Copan provides fascinating insight on many aspects of Judaism which the modern world finds “weird.” The four main areas he covers are: “kooky” (Copan’s word) laws of the Israelites, alleged sexism and mistreatment of women, laws regarding slavery, and the conquest of Canaan. The significance of Jewish dietary law is explained at length and reveals why this was so important to God and His chosen nation. A common theme in many odd-sounding commands was to draw a clear line of distinction between Israel and the reprobate nations surrounding them. Readers who have been left unable to respond to atheists’ charges regarding slavery in the Bible will find meaty answers here.
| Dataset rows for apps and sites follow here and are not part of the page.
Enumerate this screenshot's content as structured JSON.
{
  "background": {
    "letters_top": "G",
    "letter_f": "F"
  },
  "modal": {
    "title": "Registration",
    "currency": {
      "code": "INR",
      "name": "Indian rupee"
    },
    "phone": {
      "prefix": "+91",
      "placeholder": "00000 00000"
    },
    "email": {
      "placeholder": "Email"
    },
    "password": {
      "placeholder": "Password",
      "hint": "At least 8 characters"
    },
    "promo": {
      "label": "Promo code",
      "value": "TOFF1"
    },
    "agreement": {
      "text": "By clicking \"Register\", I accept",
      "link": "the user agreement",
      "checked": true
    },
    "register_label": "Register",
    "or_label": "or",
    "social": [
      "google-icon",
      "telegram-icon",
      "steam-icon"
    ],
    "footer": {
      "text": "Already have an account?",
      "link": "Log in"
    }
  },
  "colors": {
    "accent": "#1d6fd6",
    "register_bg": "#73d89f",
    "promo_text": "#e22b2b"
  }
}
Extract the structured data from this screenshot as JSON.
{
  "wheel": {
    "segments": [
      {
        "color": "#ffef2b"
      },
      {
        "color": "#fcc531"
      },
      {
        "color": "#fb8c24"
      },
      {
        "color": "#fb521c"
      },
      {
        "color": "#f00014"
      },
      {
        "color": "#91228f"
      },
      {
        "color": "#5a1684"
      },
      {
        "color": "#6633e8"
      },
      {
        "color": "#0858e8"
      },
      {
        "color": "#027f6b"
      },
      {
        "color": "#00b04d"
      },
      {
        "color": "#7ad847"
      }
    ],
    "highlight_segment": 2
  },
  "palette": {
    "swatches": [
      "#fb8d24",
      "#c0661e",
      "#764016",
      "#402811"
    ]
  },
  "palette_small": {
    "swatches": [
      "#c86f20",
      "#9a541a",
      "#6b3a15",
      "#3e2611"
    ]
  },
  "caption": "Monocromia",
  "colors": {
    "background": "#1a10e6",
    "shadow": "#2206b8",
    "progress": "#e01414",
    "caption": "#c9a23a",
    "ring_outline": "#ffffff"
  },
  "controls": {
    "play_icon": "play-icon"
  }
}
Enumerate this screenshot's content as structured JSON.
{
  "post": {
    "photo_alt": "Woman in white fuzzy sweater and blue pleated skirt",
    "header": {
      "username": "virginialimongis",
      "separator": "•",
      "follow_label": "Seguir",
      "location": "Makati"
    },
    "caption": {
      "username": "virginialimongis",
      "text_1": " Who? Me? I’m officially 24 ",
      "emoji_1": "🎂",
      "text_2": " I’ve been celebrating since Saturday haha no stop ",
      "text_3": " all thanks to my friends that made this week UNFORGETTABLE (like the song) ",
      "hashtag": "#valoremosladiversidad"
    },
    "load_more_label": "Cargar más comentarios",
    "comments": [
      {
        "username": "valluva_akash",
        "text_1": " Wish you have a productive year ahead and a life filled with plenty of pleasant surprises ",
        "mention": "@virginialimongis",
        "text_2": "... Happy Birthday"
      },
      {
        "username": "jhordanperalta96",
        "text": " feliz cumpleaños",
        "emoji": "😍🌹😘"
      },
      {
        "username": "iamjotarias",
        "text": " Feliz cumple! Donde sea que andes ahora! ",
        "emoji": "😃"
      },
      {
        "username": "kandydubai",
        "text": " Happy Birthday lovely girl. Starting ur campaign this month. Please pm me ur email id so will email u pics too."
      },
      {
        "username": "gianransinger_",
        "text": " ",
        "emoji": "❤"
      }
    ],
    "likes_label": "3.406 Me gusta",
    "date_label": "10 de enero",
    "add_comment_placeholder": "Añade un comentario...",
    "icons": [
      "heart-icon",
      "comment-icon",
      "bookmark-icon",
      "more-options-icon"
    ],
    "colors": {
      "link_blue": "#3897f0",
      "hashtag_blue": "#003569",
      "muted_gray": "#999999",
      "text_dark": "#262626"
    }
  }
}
Many tired, old atheistic canards (e.g. selling daughters into slavery, women commanded to marry their rapists, etc.) are dealt with handily and shown to be the illogical attacks they truly are. Radical feminists who allege that the Bible was written by misogynists who worship a sexist god can be responded to with valid explanations. Seekers will find real, logical answers to their questions in this book. Faithful Christians who have struggled trying to reconcile these moral dilemmas will find renewed confidence in God and His divine word. Anyone who has questions about taking the Bible seriously will benefit greatly from this book. While I do not always agree with Copan’s conclusions (some are a bit of a stretch), he at least offers plausible explanations for these issues which have troubled believer and non-believer alike. I mainly purchased this book to find an answer to the seeming immorality of the slaughter during the conquest of Canaan. Of particular interest to me was the issue of non-combatants (women and children). Unfortunately, Copan’s brief explanation was interesting, but unsatisfying to me personally. He addresses the overall conquest quite adequately, but is a bit lacking in the specific area of innocents. Having said that, the book is very helpful and enlightening in many other areas. In conclusion, I highly recommend this book to anyone with an interest in the Bible, or to anyone who has an axe to grind with God for what they have perceived as contradictions and inconsistency on His part or among His followers.